When your parents reminded you to be grateful as a kid, did you ever stop to think there was a greater purpose than simply being well-mannered? Have you ever wondered how gratitude could impact your life? Our parents might have been onto something when they told us that. Not only does being grateful show your appreciation for the people around you, but it also can seriously improve personal health.

Research shows that practicing gratitude is a highly beneficial habit to implement in your life. Studies have shown that practicing gratitude for 15 minutes daily for at least six weeks can promote mental and physical health.

Taking time out of your day to recognize things you are grateful for can improve your overall well-being. For one, studies have shown that more than 26,000 people have found a link between lowered levels of depression and higher levels of gratitude. Additionally, anxiety increases when one focuses negatively on the past or future. By acknowledging what you are thankful for, you can reduce anxiety levels as it shifts your focus to the present moment. Also, gratitude can help to relax your nervous system when you are stressed out. Stress causes your heart to beat faster, but when you take a moment for gratitude, your body undergoes a physiological change that triggers the part of your nervous system responsible for rest and digestion. As a result, your blood pressure, heart rate, and breathing pace lowers, which increases relaxation.

Gratitude is a beautiful practice to increase the quality of your life. It is a wonderful feeling to be reminded of the positive things around you.

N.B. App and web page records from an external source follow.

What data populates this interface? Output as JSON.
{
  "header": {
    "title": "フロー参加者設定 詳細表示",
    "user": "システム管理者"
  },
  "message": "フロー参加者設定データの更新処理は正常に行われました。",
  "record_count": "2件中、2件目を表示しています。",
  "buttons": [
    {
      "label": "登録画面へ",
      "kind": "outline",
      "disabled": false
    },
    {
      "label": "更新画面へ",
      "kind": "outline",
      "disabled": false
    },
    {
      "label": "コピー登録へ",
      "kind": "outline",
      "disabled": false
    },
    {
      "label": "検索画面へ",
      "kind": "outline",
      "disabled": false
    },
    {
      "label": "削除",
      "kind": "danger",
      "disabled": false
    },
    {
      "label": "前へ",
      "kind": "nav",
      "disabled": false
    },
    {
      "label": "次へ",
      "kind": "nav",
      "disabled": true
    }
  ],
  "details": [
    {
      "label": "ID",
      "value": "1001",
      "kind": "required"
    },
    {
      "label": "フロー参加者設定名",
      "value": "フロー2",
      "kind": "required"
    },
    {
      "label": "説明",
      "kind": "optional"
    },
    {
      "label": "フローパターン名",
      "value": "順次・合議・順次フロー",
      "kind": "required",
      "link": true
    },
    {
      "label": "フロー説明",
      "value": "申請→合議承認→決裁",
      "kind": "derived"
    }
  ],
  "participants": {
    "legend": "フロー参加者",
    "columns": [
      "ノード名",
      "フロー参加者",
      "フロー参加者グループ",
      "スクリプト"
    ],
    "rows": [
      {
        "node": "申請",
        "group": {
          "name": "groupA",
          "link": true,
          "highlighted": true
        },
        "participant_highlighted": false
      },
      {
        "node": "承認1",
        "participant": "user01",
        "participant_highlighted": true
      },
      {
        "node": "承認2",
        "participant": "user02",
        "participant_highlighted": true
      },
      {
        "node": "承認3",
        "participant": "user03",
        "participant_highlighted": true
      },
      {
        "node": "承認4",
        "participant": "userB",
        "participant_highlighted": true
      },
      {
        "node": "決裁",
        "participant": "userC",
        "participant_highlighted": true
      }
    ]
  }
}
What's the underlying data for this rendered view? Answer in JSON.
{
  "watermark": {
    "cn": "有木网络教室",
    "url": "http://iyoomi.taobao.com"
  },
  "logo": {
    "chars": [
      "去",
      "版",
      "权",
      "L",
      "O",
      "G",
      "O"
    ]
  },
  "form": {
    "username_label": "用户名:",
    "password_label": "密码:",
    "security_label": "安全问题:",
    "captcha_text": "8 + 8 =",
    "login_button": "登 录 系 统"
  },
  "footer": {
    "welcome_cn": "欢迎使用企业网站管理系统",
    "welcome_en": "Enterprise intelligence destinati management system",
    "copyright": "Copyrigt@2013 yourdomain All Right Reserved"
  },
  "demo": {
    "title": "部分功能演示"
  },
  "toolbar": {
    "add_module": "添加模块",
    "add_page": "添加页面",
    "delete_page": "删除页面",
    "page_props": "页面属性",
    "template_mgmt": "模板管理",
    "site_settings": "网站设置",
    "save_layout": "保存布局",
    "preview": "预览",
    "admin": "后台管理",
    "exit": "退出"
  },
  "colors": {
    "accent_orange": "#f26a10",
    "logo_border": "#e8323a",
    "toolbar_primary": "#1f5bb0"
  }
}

Being grateful adds more meaning to your life and can positively alter your perspective.


This article was written by Gabrielle Keller, a Public Relations Student at UF.

The views and opinions expressed here are those of the speakers and do not necessarily reflect the views or positions of the Counseling & Wellness Center, or the University of Florida.